● **Work instructions**
Your task is to print all of the data word for word.

● **The data**
━━━━━━━━━━
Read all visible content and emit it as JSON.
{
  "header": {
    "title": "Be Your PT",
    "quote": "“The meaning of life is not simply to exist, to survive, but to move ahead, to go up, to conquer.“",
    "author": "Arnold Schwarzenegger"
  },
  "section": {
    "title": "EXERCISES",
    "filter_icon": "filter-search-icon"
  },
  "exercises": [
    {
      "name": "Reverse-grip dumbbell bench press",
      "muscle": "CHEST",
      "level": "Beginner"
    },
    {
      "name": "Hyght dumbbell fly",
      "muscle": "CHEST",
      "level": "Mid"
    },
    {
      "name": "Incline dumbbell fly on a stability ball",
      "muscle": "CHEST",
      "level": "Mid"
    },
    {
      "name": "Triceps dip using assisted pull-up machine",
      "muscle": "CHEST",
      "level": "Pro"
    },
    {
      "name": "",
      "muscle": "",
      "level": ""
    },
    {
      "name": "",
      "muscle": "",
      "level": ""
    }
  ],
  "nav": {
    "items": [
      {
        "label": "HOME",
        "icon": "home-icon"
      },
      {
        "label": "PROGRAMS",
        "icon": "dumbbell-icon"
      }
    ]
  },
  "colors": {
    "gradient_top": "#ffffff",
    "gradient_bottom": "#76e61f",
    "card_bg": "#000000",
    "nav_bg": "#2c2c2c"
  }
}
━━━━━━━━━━
● **Response box**
Read all visible content and emit it as JSON.
{
  "header": {
    "title": "Be Your PT",
    "quote": "“The meaning of life is not simply to exist, to survive, but to move ahead, to go up, to conquer.“",
    "author": "Arnold Schwarzenegger"
  },
  "section": {
    "title": "EXERCISES",
    "filter_icon": "filter-search-icon"
  },
  "exercises": [
    {
      "name": "Reverse-grip dumbbell bench press",
      "muscle": "CHEST",
      "level": "Beginner"
    },
    {
      "name": "Hyght dumbbell fly",
      "muscle": "CHEST",
      "level": "Mid"
    },
    {
      "name": "Incline dumbbell fly on a stability ball",
      "muscle": "CHEST",
      "level": "Mid"
    },
    {
      "name": "Triceps dip using assisted pull-up machine",
      "muscle": "CHEST",
      "level": "Pro"
    },
    {
      "name": "",
      "muscle": "",
      "level": ""
    },
    {
      "name": "",
      "muscle": "",
      "level": ""
    }
  ],
  "nav": {
    "items": [
      {
        "label": "HOME",
        "icon": "home-icon"
      },
      {
        "label": "PROGRAMS",
        "icon": "dumbbell-icon"
      }
    ]
  },
  "colors": {
    "gradient_top": "#ffffff",
    "gradient_bottom": "#76e61f",
    "card_bg": "#000000",
    "nav_bg": "#2c2c2c"
  }
}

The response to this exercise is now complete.